(Element data from apps and pages)
*** Begin section ***

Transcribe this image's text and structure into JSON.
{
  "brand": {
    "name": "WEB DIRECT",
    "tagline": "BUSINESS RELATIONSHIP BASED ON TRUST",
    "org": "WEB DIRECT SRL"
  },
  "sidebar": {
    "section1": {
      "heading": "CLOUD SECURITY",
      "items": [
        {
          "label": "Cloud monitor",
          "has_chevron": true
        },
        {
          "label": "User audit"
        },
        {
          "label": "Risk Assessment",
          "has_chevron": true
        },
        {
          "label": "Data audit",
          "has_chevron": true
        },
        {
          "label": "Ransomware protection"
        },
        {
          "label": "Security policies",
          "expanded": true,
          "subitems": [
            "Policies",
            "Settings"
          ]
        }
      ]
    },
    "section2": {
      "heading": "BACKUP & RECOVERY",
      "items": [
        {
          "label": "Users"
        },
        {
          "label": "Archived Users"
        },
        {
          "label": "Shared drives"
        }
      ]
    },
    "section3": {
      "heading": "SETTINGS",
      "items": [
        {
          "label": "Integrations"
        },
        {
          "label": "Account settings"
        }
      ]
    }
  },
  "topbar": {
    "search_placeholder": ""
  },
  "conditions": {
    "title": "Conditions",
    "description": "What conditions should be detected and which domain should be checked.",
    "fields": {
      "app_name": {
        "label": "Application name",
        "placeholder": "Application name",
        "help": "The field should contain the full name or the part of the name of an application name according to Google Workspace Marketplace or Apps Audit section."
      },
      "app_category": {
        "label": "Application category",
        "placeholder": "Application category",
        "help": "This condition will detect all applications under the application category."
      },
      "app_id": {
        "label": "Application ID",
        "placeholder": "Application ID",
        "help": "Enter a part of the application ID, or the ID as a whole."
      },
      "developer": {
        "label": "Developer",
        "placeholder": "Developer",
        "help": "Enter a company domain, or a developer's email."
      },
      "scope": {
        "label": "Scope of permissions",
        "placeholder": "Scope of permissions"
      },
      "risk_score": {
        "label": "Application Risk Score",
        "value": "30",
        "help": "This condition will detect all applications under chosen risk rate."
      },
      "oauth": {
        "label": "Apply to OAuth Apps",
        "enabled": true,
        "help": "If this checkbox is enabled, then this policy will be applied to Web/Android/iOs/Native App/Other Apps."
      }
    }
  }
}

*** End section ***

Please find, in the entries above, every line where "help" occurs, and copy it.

        "help": "The field should contain the full name or the part of the name of an application name according to Google Workspace Marketplace or Apps Audit section."
        "help": "This condition will detect all applications under the application category."
        "help": "Enter a part of the application ID, or the ID as a whole."
        "help": "Enter a company domain, or a developer's email."
        "help": "This condition will detect all applications under chosen risk rate."
        "help": "If this checkbox is enabled, then this policy will be applied to Web/Android/iOs/Native App/Other Apps."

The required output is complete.